Valdes-Martinez A, Kraft SL, Brundage CM, et al.
American journal of veterinary research 2012;73:1589-1595.
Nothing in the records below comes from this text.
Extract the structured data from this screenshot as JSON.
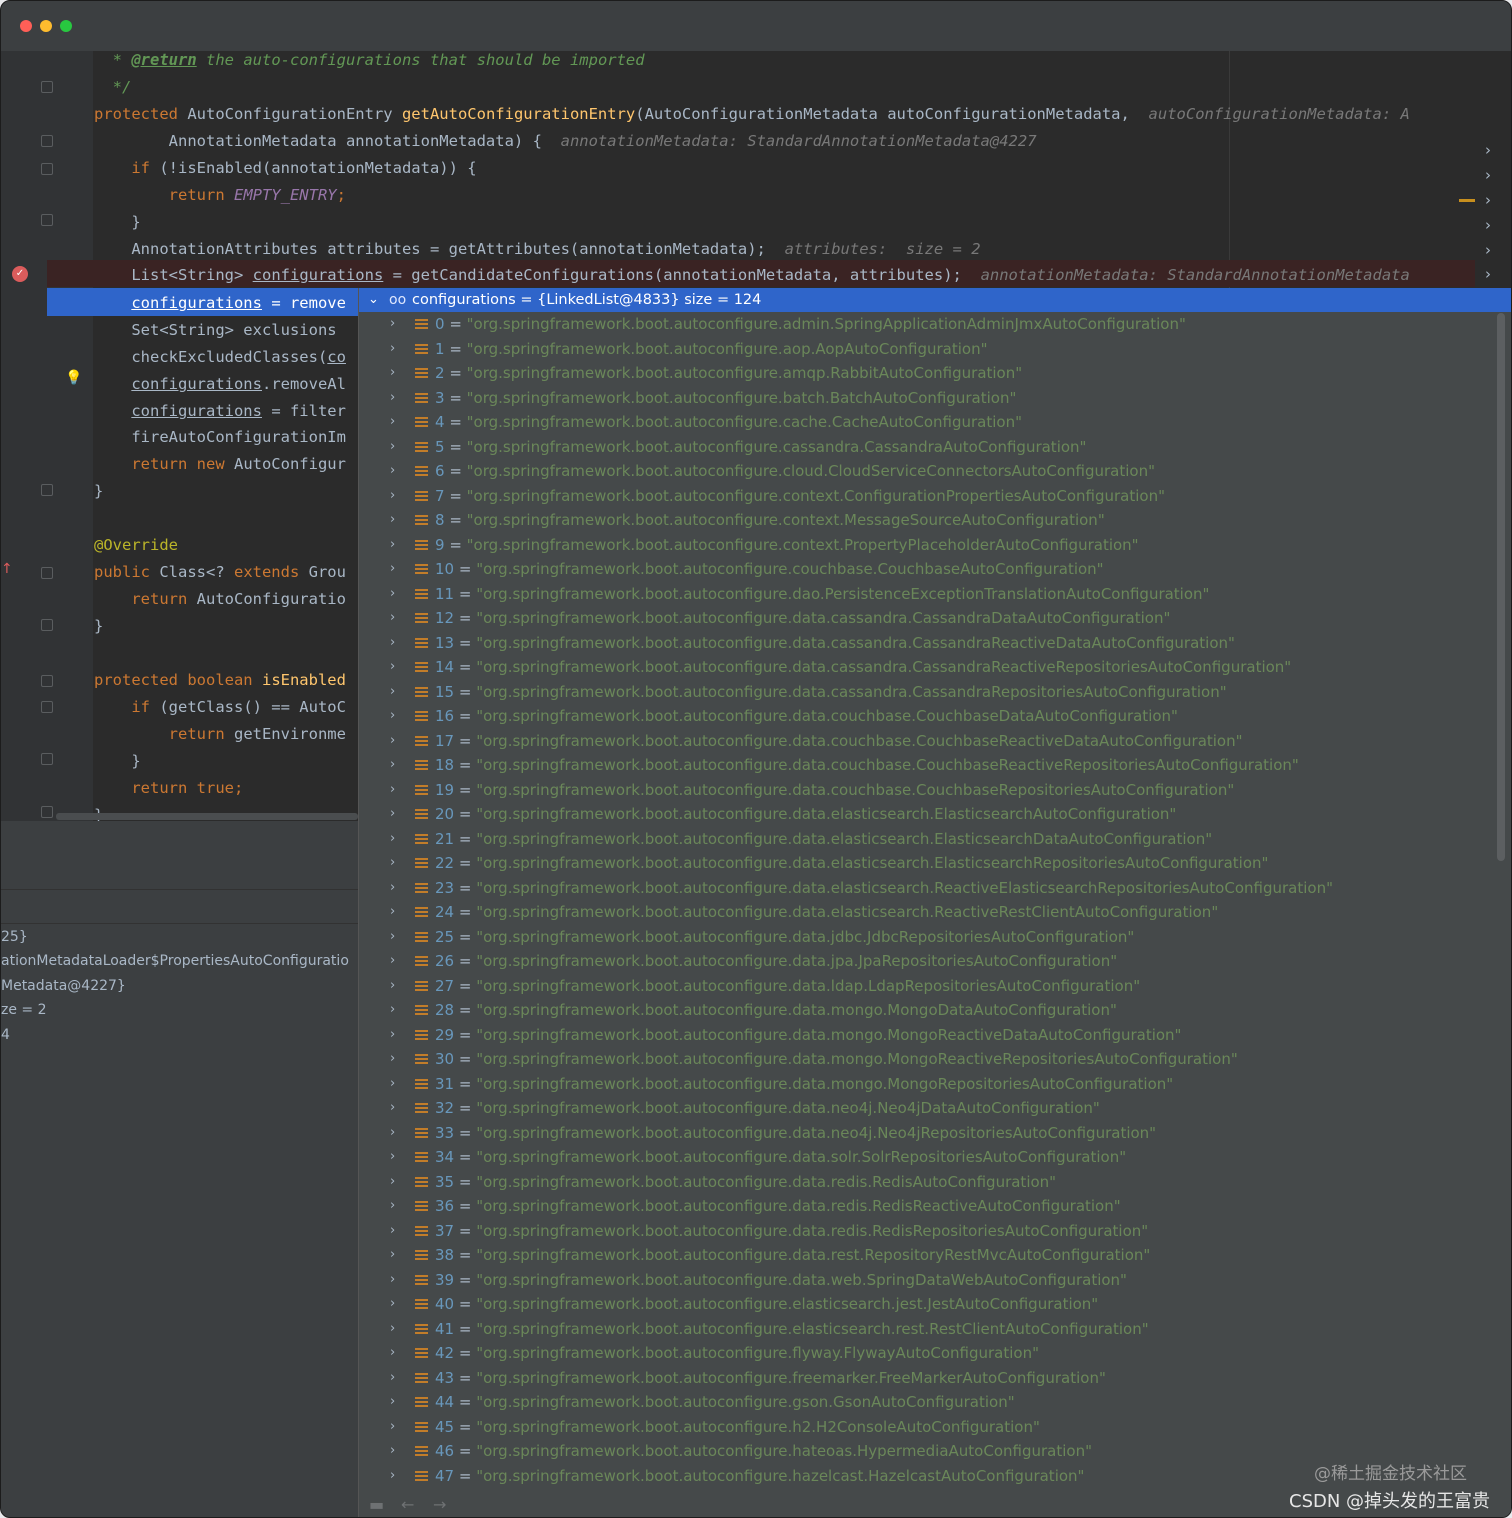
{
  "code": {
    "line_comment_return": "@return",
    "line_comment_text": " the auto-configurations that should be imported",
    "line_comment_star": "* ",
    "line_comment_end": "*/",
    "l1_kw": "protected ",
    "l1_type": "AutoConfigurationEntry ",
    "l1_fn": "getAutoConfigurationEntry",
    "l1_rest": "(AutoConfigurationMetadata autoConfigurationMetadata,",
    "l1_hint": "autoConfigurationMetadata: A",
    "l2_rest": "AnnotationMetadata annotationMetadata) {",
    "l2_hint": "annotationMetadata: StandardAnnotationMetadata@4227",
    "l3_kw": "if ",
    "l3_rest": "(!isEnabled(annotationMetadata)) {",
    "l4_kw": "return ",
    "l4_const": "EMPTY_ENTRY",
    "l4_semi": ";",
    "brace": "}",
    "l6_rest": "AnnotationAttributes attributes = getAttributes(annotationMetadata);",
    "l6_hint": "attributes:  size = 2",
    "l7_pre": "List<String> ",
    "l7_var": "configurations",
    "l7_rest": " = getCandidateConfigurations(annotationMetadata, attributes);",
    "l7_hint": "annotationMetadata: StandardAnnotationMetadata",
    "l8_var": "configurations",
    "l8_rest": " = remove",
    "l9_rest": "Set<String> exclusions",
    "l10_pre": "checkExcludedClasses(",
    "l10_var": "co",
    "l11_var": "configurations",
    "l11_rest": ".removeAl",
    "l12_var": "configurations",
    "l12_rest": " = filter",
    "l13_rest": "fireAutoConfigurationIm",
    "l14_kw": "return new ",
    "l14_rest": "AutoConfigur",
    "override": "@Override",
    "l17_kw": "public ",
    "l17_rest1": "Class<? ",
    "l17_kw2": "extends ",
    "l17_rest2": "Grou",
    "l18_kw": "return ",
    "l18_rest": "AutoConfiguratio",
    "l20_kw": "protected boolean ",
    "l20_fn": "isEnabled",
    "l21_kw": "if ",
    "l21_rest": "(getClass() == AutoC",
    "l22_kw": "return ",
    "l22_rest": "getEnvironme",
    "l24_kw": "return true",
    "l24_semi": ";"
  },
  "variables_panel": {
    "lines": [
      "25}",
      "ationMetadataLoader$PropertiesAutoConfiguratio",
      "Metadata@4227}",
      "ze = 2",
      "4"
    ]
  },
  "popup": {
    "header": "configurations = {LinkedList@4833}  size = 124",
    "items": [
      "\"org.springframework.boot.autoconfigure.admin.SpringApplicationAdminJmxAutoConfiguration\"",
      "\"org.springframework.boot.autoconfigure.aop.AopAutoConfiguration\"",
      "\"org.springframework.boot.autoconfigure.amqp.RabbitAutoConfiguration\"",
      "\"org.springframework.boot.autoconfigure.batch.BatchAutoConfiguration\"",
      "\"org.springframework.boot.autoconfigure.cache.CacheAutoConfiguration\"",
      "\"org.springframework.boot.autoconfigure.cassandra.CassandraAutoConfiguration\"",
      "\"org.springframework.boot.autoconfigure.cloud.CloudServiceConnectorsAutoConfiguration\"",
      "\"org.springframework.boot.autoconfigure.context.ConfigurationPropertiesAutoConfiguration\"",
      "\"org.springframework.boot.autoconfigure.context.MessageSourceAutoConfiguration\"",
      "\"org.springframework.boot.autoconfigure.context.PropertyPlaceholderAutoConfiguration\"",
      "\"org.springframework.boot.autoconfigure.couchbase.CouchbaseAutoConfiguration\"",
      "\"org.springframework.boot.autoconfigure.dao.PersistenceExceptionTranslationAutoConfiguration\"",
      "\"org.springframework.boot.autoconfigure.data.cassandra.CassandraDataAutoConfiguration\"",
      "\"org.springframework.boot.autoconfigure.data.cassandra.CassandraReactiveDataAutoConfiguration\"",
      "\"org.springframework.boot.autoconfigure.data.cassandra.CassandraReactiveRepositoriesAutoConfiguration\"",
      "\"org.springframework.boot.autoconfigure.data.cassandra.CassandraRepositoriesAutoConfiguration\"",
      "\"org.springframework.boot.autoconfigure.data.couchbase.CouchbaseDataAutoConfiguration\"",
      "\"org.springframework.boot.autoconfigure.data.couchbase.CouchbaseReactiveDataAutoConfiguration\"",
      "\"org.springframework.boot.autoconfigure.data.couchbase.CouchbaseReactiveRepositoriesAutoConfiguration\"",
      "\"org.springframework.boot.autoconfigure.data.couchbase.CouchbaseRepositoriesAutoConfiguration\"",
      "\"org.springframework.boot.autoconfigure.data.elasticsearch.ElasticsearchAutoConfiguration\"",
      "\"org.springframework.boot.autoconfigure.data.elasticsearch.ElasticsearchDataAutoConfiguration\"",
      "\"org.springframework.boot.autoconfigure.data.elasticsearch.ElasticsearchRepositoriesAutoConfiguration\"",
      "\"org.springframework.boot.autoconfigure.data.elasticsearch.ReactiveElasticsearchRepositoriesAutoConfiguration\"",
      "\"org.springframework.boot.autoconfigure.data.elasticsearch.ReactiveRestClientAutoConfiguration\"",
      "\"org.springframework.boot.autoconfigure.data.jdbc.JdbcRepositoriesAutoConfiguration\"",
      "\"org.springframework.boot.autoconfigure.data.jpa.JpaRepositoriesAutoConfiguration\"",
      "\"org.springframework.boot.autoconfigure.data.ldap.LdapRepositoriesAutoConfiguration\"",
      "\"org.springframework.boot.autoconfigure.data.mongo.MongoDataAutoConfiguration\"",
      "\"org.springframework.boot.autoconfigure.data.mongo.MongoReactiveDataAutoConfiguration\"",
      "\"org.springframework.boot.autoconfigure.data.mongo.MongoReactiveRepositoriesAutoConfiguration\"",
      "\"org.springframework.boot.autoconfigure.data.mongo.MongoRepositoriesAutoConfiguration\"",
      "\"org.springframework.boot.autoconfigure.data.neo4j.Neo4jDataAutoConfiguration\"",
      "\"org.springframework.boot.autoconfigure.data.neo4j.Neo4jRepositoriesAutoConfiguration\"",
      "\"org.springframework.boot.autoconfigure.data.solr.SolrRepositoriesAutoConfiguration\"",
      "\"org.springframework.boot.autoconfigure.data.redis.RedisAutoConfiguration\"",
      "\"org.springframework.boot.autoconfigure.data.redis.RedisReactiveAutoConfiguration\"",
      "\"org.springframework.boot.autoconfigure.data.redis.RedisRepositoriesAutoConfiguration\"",
      "\"org.springframework.boot.autoconfigure.data.rest.RepositoryRestMvcAutoConfiguration\"",
      "\"org.springframework.boot.autoconfigure.data.web.SpringDataWebAutoConfiguration\"",
      "\"org.springframework.boot.autoconfigure.elasticsearch.jest.JestAutoConfiguration\"",
      "\"org.springframework.boot.autoconfigure.elasticsearch.rest.RestClientAutoConfiguration\"",
      "\"org.springframework.boot.autoconfigure.flyway.FlywayAutoConfiguration\"",
      "\"org.springframework.boot.autoconfigure.freemarker.FreeMarkerAutoConfiguration\"",
      "\"org.springframework.boot.autoconfigure.gson.GsonAutoConfiguration\"",
      "\"org.springframework.boot.autoconfigure.h2.H2ConsoleAutoConfiguration\"",
      "\"org.springframework.boot.autoconfigure.hateoas.HypermediaAutoConfiguration\"",
      "\"org.springframework.boot.autoconfigure.hazelcast.HazelcastAutoConfiguration\""
    ]
  },
  "watermark": {
    "line1": "@稀土掘金技术社区",
    "line2": "CSDN @掉头发的王富贵"
  },
  "colors": {
    "selection": "#2f65ca",
    "string": "#6a8759",
    "keyword": "#cc7832",
    "number": "#6897bb"
  }
}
Objective-To determine the ideal interval to image acquisition after IV injection of sodium fluoride F 18 ((18)F-NaF) and evaluate biodistribution of the radiopharmaceutical in clinically normal skeletally immature dogs. Animals-4 female dogs. Procedures-Each dog was anesthetized for evaluation with a commercial hybrid positron emission tomography (PET)-CT instrument. A low-radiation dose, whole-body CT scan was acquired first. An IV injection of (18)F-NaF (0.14 mCi/kg) was administered, and a dynamic PET scan centered over the heart and liver was acquired during a period of 120 minutes. Uptake of (18)F-NaF in the blood pool, soft tissues, and skeletal structures was evaluated via region of interest analysis to derive standardized uptake values and time-activity curves, which were used to determine the optimal postinjection time for skeletal image acquisition. Biodistribution was also assessed from a final whole-body PET-CT scan acquired after the dynamic scan. Results-Time-activity curves revealed a rapid decrease in the amount of radiopharmaceutical in the blood pool and soft tissues and a rapid increase in the amount of radiopharmaceutical in bones soon after injection. At 50 minutes after injection, the greatest difference in uptake between soft tissues and bones was detected, with continued subtle increase in uptake in the bones. Uptake of (18)F-NaF was slightly increased at growth plates and open ossification centers, compared with that at other parts of the bone. Conclusions and Clinical Relevance-At 50 minutes after IV injection of (18)F-NaF at the dose evaluated, PET-CT yielded excellent bone-to-background ratio images for evaluation of the skeletal system in dogs.